Acknowledgements: This study has received no grants and/or financial support.
M.S., H.F., M.E., A.K., S.F., M.G., NR., and M.H. participated in the experimental operations. A.M., M.S., M.E., and H.F. participated in the design of the study and drafted the manuscript. M.G., M.H., and N.R. performed data collection. A.K. and S.F. performed the statistical analysis and revised the manuscript. J.S. was involved in drafting the manuscript and revising it critically for important intellectual content. M.S., M.E., and A.M. revised the manuscript and gave final approval of the version to be published. All authors read and approved the final manuscript.
Address reprint requests to: Dr. med.

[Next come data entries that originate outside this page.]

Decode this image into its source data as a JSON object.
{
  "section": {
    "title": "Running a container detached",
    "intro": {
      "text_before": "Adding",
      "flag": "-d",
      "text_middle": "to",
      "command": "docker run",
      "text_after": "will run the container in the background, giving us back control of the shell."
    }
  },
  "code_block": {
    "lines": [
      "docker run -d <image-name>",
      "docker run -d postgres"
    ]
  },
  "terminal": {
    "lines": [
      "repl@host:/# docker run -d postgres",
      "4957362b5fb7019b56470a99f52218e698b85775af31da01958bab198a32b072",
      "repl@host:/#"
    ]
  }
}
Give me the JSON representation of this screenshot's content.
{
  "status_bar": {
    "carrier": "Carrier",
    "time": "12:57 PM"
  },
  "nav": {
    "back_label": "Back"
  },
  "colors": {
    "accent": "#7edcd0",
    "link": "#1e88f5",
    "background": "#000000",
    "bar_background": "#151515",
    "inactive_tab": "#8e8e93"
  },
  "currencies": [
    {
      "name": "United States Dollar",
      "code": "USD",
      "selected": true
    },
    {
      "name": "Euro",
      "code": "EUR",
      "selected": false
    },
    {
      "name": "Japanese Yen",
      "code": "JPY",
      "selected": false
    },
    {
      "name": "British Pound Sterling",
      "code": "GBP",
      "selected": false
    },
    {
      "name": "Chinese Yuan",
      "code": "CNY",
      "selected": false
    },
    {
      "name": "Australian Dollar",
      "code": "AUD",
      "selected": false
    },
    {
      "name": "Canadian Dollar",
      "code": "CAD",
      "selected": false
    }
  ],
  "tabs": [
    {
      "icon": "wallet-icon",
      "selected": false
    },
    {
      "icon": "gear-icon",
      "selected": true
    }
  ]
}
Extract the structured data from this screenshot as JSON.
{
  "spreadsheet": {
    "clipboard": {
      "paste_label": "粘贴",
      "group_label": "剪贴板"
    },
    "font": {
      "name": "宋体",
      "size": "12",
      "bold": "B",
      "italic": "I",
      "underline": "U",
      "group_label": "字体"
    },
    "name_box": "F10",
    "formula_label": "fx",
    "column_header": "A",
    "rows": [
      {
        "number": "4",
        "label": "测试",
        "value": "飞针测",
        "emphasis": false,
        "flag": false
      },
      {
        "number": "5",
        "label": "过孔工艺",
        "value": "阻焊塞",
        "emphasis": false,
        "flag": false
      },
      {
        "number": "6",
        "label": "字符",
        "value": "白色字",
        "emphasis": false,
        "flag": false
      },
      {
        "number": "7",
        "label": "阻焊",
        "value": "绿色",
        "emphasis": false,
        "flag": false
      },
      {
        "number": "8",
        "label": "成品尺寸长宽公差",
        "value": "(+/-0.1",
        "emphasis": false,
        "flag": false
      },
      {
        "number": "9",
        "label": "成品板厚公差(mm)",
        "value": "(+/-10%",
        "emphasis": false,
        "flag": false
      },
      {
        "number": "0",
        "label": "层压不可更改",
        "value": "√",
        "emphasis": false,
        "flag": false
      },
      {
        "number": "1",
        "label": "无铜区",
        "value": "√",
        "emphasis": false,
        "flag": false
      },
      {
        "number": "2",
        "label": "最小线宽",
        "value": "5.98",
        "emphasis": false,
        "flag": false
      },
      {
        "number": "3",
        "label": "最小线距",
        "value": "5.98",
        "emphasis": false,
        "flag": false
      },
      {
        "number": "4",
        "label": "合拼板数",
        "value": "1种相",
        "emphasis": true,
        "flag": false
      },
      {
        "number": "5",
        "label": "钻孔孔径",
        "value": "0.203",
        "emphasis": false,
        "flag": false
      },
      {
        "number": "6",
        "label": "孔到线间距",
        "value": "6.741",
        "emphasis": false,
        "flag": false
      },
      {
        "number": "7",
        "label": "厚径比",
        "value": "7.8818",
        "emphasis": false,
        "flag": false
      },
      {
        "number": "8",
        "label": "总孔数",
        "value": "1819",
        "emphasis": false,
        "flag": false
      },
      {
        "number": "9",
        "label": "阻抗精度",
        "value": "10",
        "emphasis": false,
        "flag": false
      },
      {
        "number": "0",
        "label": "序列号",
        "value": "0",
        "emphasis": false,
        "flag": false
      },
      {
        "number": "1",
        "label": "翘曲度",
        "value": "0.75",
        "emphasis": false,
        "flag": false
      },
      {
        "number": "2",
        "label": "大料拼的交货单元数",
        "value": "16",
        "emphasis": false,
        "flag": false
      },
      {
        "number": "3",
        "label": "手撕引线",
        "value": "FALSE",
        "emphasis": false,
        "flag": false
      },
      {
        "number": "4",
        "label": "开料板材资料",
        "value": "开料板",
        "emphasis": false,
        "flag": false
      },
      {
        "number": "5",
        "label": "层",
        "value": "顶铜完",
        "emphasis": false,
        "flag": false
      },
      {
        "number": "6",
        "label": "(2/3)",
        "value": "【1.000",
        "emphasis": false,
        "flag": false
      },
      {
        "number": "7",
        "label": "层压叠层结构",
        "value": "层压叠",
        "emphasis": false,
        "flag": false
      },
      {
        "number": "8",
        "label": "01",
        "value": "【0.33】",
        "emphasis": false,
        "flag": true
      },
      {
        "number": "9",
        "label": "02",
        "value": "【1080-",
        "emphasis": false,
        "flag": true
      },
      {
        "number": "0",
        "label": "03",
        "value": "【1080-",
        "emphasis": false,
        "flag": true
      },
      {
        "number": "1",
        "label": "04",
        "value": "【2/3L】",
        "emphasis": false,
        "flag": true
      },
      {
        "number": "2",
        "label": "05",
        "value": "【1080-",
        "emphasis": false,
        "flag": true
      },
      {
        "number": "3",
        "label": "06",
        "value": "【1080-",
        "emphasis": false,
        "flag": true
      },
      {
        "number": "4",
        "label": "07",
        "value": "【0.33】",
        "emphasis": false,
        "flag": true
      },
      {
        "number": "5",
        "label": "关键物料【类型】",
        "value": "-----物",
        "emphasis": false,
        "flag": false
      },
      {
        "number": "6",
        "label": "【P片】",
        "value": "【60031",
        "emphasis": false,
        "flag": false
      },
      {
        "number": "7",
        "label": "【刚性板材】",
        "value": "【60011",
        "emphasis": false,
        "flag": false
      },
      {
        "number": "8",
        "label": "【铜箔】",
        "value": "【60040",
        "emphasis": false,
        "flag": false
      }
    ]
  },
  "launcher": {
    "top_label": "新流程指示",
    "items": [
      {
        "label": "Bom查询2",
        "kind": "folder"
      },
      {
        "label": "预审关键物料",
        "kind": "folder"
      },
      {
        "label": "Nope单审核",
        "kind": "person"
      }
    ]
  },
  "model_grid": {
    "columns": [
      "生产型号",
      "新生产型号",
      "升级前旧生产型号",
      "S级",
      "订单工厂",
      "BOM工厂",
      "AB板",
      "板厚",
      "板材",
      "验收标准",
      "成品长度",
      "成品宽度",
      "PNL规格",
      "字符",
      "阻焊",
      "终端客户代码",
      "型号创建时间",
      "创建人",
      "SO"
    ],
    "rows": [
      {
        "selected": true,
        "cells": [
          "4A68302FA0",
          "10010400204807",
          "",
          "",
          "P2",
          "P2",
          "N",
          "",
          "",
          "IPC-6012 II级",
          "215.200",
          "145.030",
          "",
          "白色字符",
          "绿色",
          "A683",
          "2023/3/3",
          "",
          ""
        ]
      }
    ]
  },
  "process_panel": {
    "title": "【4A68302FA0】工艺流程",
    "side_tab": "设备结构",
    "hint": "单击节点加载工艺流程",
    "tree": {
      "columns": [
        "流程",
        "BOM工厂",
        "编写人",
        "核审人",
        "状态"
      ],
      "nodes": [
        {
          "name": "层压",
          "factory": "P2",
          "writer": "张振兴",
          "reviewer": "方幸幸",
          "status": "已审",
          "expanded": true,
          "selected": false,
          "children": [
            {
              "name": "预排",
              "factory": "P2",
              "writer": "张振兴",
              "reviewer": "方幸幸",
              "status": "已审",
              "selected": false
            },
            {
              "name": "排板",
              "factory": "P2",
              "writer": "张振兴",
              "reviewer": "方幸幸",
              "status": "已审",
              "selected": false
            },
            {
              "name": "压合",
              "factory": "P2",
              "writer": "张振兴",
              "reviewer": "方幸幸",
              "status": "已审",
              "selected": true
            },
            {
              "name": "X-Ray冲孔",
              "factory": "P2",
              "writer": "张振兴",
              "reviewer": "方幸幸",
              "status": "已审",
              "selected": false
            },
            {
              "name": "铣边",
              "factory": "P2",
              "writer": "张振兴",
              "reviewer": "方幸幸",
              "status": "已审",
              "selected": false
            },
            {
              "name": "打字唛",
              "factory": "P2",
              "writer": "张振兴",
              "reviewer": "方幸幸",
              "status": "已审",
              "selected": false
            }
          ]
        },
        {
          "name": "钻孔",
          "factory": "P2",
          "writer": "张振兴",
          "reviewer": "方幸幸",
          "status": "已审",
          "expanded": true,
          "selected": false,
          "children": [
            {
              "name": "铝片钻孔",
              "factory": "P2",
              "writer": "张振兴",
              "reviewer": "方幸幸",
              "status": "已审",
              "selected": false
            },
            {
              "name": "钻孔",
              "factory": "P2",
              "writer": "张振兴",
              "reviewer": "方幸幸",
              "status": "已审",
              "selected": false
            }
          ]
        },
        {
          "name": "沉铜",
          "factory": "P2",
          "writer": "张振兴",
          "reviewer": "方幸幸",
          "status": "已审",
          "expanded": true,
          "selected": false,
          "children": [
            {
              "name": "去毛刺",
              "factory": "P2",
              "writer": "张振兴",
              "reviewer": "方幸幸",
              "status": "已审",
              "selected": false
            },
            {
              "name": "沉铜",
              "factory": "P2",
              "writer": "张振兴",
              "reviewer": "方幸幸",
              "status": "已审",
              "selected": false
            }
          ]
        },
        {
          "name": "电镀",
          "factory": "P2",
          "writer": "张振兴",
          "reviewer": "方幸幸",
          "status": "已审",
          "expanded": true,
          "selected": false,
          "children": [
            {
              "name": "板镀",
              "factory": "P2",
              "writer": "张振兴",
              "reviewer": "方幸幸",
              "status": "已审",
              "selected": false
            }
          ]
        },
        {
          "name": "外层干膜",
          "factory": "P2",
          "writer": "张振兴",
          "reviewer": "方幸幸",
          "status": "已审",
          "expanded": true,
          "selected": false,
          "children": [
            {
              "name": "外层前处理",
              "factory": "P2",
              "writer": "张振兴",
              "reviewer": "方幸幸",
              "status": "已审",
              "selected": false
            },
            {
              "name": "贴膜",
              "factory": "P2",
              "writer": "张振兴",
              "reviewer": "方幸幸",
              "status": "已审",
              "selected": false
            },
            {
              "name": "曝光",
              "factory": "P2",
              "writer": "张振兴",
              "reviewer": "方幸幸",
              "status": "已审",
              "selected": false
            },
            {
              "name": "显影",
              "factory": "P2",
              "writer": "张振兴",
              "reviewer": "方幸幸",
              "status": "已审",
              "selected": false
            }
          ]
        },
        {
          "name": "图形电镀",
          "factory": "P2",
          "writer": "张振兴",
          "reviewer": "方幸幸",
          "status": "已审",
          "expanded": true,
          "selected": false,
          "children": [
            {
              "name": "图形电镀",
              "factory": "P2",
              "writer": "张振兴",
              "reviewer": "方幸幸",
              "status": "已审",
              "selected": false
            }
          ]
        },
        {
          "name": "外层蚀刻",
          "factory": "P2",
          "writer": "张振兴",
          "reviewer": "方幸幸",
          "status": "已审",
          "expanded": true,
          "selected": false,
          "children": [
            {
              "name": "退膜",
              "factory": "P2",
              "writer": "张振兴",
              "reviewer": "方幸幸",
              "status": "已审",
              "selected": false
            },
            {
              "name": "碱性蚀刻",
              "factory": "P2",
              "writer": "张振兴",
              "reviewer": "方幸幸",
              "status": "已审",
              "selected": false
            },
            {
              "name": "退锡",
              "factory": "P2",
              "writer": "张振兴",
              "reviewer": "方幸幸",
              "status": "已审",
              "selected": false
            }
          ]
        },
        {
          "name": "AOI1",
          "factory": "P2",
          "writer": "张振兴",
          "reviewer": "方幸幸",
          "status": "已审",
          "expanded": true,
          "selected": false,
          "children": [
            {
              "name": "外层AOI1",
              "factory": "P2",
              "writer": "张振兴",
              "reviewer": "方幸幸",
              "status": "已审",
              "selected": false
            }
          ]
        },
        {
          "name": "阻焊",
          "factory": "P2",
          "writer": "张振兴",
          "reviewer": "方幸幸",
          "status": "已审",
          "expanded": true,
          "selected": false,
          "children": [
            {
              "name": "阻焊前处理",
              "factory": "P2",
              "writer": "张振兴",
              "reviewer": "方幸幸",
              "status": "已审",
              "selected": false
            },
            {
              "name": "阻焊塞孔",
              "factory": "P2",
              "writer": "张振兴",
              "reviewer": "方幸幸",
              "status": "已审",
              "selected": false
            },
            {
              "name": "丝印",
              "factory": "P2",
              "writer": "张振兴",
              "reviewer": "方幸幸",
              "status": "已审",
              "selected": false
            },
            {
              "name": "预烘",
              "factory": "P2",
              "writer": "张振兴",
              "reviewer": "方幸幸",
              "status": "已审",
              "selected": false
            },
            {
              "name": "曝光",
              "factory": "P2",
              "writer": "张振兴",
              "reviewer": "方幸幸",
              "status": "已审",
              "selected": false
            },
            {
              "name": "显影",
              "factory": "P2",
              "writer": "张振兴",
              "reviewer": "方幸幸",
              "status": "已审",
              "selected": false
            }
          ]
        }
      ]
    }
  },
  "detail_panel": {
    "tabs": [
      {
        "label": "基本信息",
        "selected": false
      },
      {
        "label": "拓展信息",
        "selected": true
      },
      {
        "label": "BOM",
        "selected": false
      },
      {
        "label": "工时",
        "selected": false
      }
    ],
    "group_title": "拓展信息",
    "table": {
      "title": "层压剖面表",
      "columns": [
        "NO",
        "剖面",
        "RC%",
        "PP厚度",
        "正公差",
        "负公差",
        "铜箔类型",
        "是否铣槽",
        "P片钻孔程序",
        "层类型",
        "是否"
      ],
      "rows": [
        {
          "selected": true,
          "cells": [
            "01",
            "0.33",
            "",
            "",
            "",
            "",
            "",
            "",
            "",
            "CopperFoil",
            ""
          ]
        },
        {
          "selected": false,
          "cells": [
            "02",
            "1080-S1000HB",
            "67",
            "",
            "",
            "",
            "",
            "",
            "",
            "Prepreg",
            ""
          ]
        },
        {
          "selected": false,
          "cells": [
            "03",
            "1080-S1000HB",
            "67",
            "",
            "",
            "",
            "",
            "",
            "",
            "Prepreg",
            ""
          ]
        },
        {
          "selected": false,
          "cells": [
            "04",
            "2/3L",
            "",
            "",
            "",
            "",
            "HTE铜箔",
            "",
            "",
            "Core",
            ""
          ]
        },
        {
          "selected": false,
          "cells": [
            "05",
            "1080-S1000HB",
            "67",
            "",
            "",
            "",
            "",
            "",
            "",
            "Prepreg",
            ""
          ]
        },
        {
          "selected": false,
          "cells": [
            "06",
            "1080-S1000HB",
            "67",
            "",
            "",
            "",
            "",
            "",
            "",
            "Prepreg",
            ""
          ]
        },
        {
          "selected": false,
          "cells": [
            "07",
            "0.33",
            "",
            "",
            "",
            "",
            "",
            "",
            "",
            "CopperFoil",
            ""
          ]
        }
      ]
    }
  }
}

A. Mehrabi, FEBS, FICS, Attending General and Transplant Surgeon, Department of General, Visceral and Transplantation Surgery, University of Heidelberg, Heidelberg, Germany
Phone: +49 6221 563 6223
Fax: +49 6221 567470